The remainder of the convention didn't have any more lectures or workshops. There was a formal-ish dinner and costume party which most everyone attended, with dancing and silliness afterwards. Then people split off to separate parties and discussions. There is a certain amount of whimsy, but also seriousness to this. One of the odd moments from that night was when I was naked in the sauna with ten other men and one woman, when we were all discussing balancing encouraging diversity (and especially letting in students and younger folk) in Knutpunk while still keeping out people who aren't serious about larp. Too many people were starting to talk at once, and I felt the urge to raise my hand to speak (which we did at many of the discussion groups), but didn't because it felt too silly to do while naked in a sauna.
I also interviewed briefly with J. Tuomas Harviainen, who was doing an academic paper on the experience of larping/role-playing and had done quite a number of interviews. He was a bit cagey on the details, but roughly he said there was a strong commonality in the description of immersive experience across a number of sub-communities.

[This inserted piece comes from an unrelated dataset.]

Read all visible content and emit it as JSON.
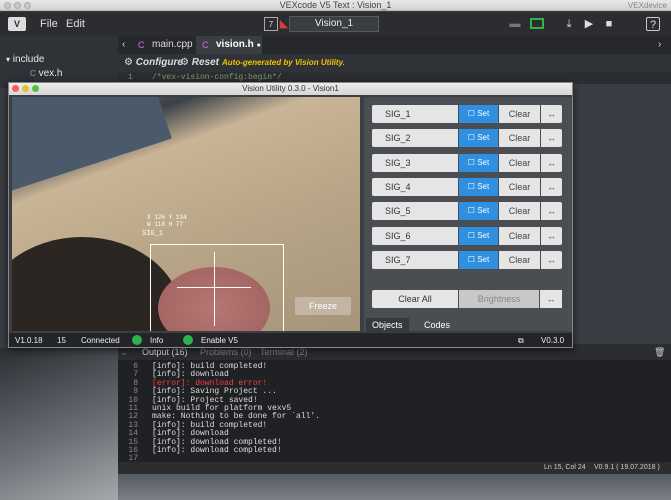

I left there with a lot of half-formed ideas. There was more of an immersionist tendency to my conversations this year compared to last year -- which probably has more to do with meeting a different cross-section of people than with a change in the center of the community. One common trope seemed to be making an open environment for play with a political bent, like System Danmarc. Still, the registration had a number of books for sale. They had the Knutpunkt books, a magazine on "Radical Role-playing", as well as the Swedish larp magazine Fëa. They also had several White Wolf larp books, Joseph Campbell's "Hero of a Thousand Faces" and Orson Scott Card's "How to Write Science Fiction & Fantasy". Lastly, they had two thematic card games: "Once Upon a Time" and "Gloom".
To anyone who hasn't been here, I'd caution against any idea that there is a unified "Scandanavian role-playing scene". The people who come here play in different languages and often have very different backgrounds. This was viscerally driven home for me this time when I was doing something like interpretive dance in the "Your Body" workshop, while on the other side of the wall people were screaming and hitting each other in the "Male Workshop".